→ **Work request**:
If a line in the entries contains the string "Belt", include that line in your answer.

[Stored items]
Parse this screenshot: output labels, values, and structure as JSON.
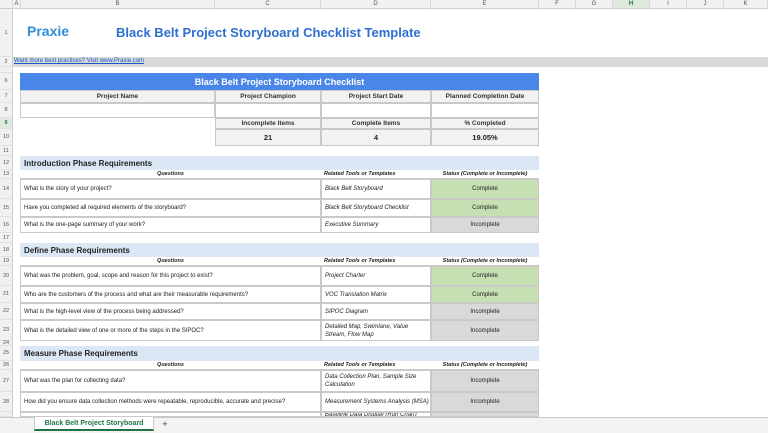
{
  "brand": {
    "logo": "Praxie"
  },
  "title": "Black Belt Project Storyboard Checklist Template",
  "link_text": "Want more best practices? Visit www.Praxie.com",
  "columns": [
    "A",
    "B",
    "C",
    "D",
    "E",
    "F",
    "G",
    "H",
    "I",
    "J",
    "K"
  ],
  "rows": [
    "1",
    "2",
    "6",
    "7",
    "8",
    "9",
    "10",
    "11",
    "12",
    "13",
    "14",
    "15",
    "16",
    "17",
    "18",
    "19",
    "20",
    "21",
    "22",
    "23",
    "24",
    "25",
    "26",
    "27",
    "28"
  ],
  "summary": {
    "banner": "Black Belt Project Storyboard Checklist",
    "headers": [
      "Project Name",
      "Project Champion",
      "Project Start Date",
      "Planned Completion Date"
    ],
    "stat_headers": [
      "Incomplete Items",
      "Complete Items",
      "% Completed"
    ],
    "stat_values": [
      "21",
      "4",
      "19.05%"
    ]
  },
  "table_headers": {
    "q": "Questions",
    "t": "Related Tools or Templates",
    "s": "Status (Complete or Incomplete)"
  },
  "sections": [
    {
      "title": "Introduction Phase Requirements",
      "rows": [
        {
          "q": "What is the story of your project?",
          "t": "Black Belt Storyboard",
          "s": "Complete"
        },
        {
          "q": "Have you completed all required elements of the storyboard?",
          "t": "Black Belt Storyboard Checklist",
          "s": "Complete"
        },
        {
          "q": "What is the one-page summary of your work?",
          "t": "Executive Summary",
          "s": "Incomplete"
        }
      ]
    },
    {
      "title": "Define Phase Requirements",
      "rows": [
        {
          "q": "What was the problem, goal, scope and reason for this project to exist?",
          "t": "Project Charter",
          "s": "Complete"
        },
        {
          "q": "Who are the customers of the process and what are their measurable requirements?",
          "t": "VOC Translation Matrix",
          "s": "Complete"
        },
        {
          "q": "What is the high-level view of the process being addressed?",
          "t": "SIPOC Diagram",
          "s": "Incomplete"
        },
        {
          "q": "What is the detailed view of one or more of the steps in the SIPOC?",
          "t": "Detailed Map, Swimlane, Value Stream, Flow Map",
          "s": "Incomplete"
        }
      ]
    },
    {
      "title": "Measure Phase Requirements",
      "rows": [
        {
          "q": "What was the plan for collecting data?",
          "t": "Data Collection Plan, Sample Size Calculation",
          "s": "Incomplete"
        },
        {
          "q": "How did you ensure data collection methods were repeatable, reproducible, accurate and precise?",
          "t": "Measurement Systems Analysis (MSA)",
          "s": "Incomplete"
        },
        {
          "q": "",
          "t": "Baseline Data Display (Run Chart)",
          "s": ""
        }
      ]
    }
  ],
  "sheet_tab": "Black Belt Project Storyboard",
  "add_tab": "+"
}
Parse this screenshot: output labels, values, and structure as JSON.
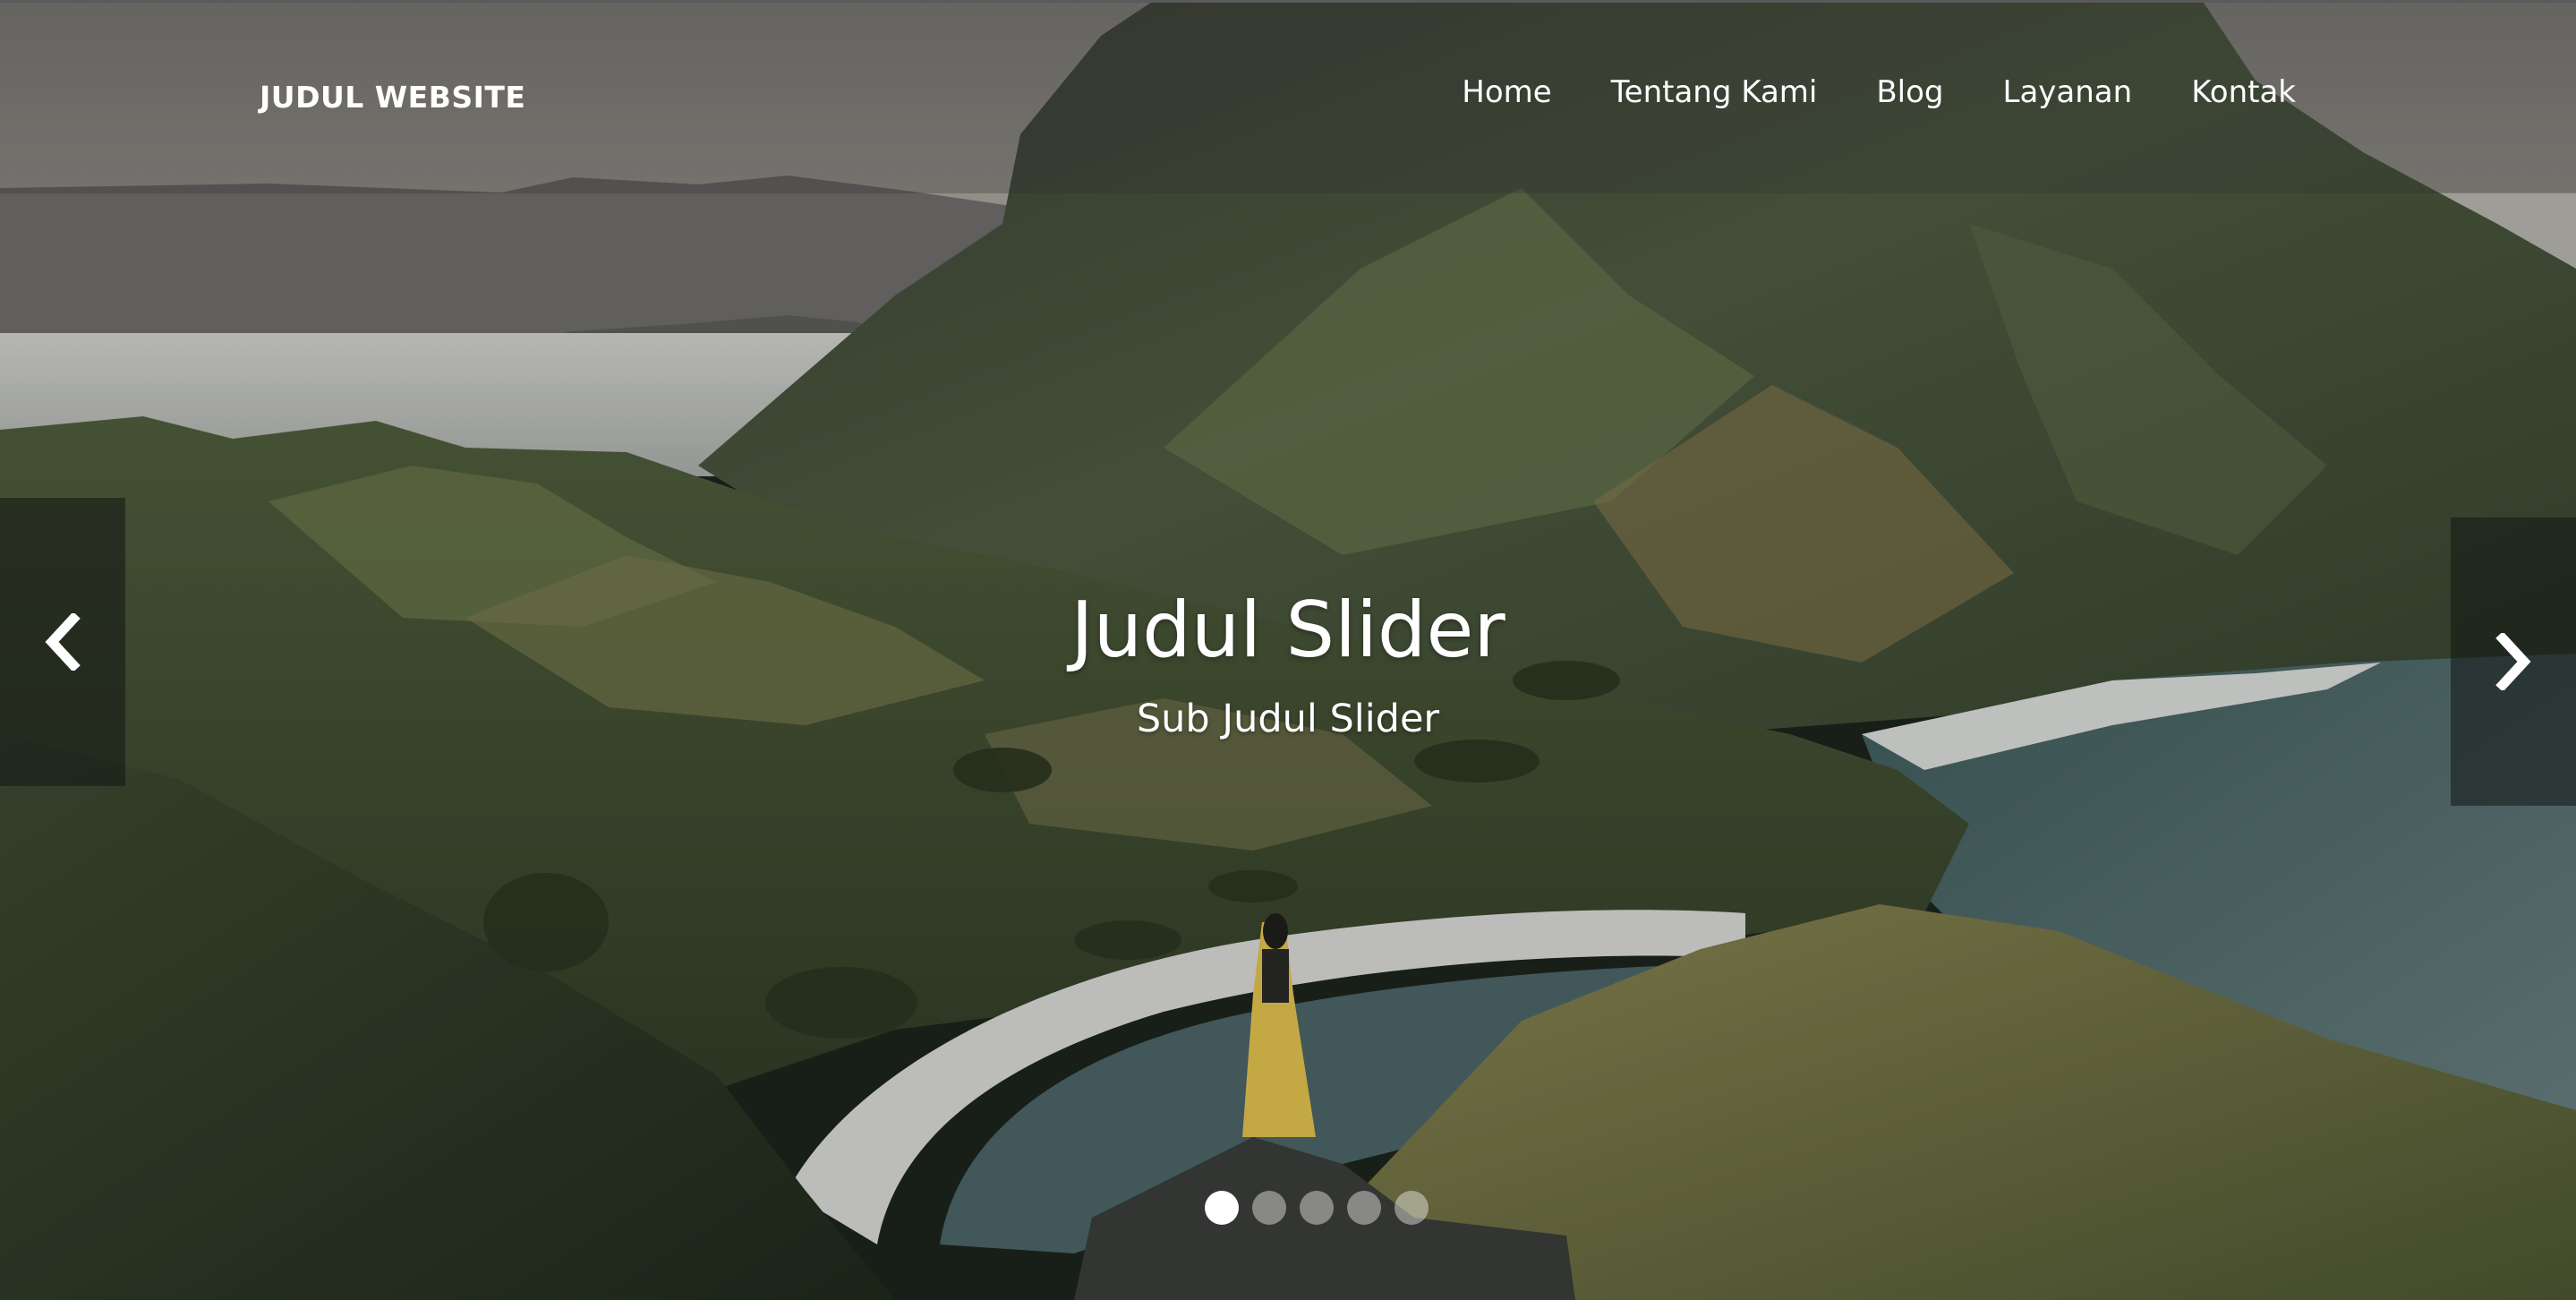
{
  "brand": "JUDUL WEBSITE",
  "nav": [
    {
      "label": "Home"
    },
    {
      "label": "Tentang Kami"
    },
    {
      "label": "Blog"
    },
    {
      "label": "Layanan"
    },
    {
      "label": "Kontak"
    }
  ],
  "slider": {
    "title": "Judul Slider",
    "subtitle": "Sub Judul Slider",
    "slide_count": 5,
    "active_index": 0,
    "icons": {
      "prev": "chevron-left-icon",
      "next": "chevron-right-icon"
    }
  },
  "colors": {
    "text": "#ffffff",
    "navbar_overlay": "rgba(48,48,48,0.28)",
    "control_bg": "rgba(18,22,20,0.55)",
    "indicator_inactive": "rgba(255,255,255,0.42)",
    "indicator_active": "#ffffff"
  }
}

→ **Written solution**:
  "title": "Black Belt Project Storyboard Checklist Template",
    "banner": "Black Belt Project Storyboard Checklist",
          "t": "Black Belt Storyboard",
          "t": "Black Belt Storyboard Checklist",
  "sheet_tab": "Black Belt Project Storyboard",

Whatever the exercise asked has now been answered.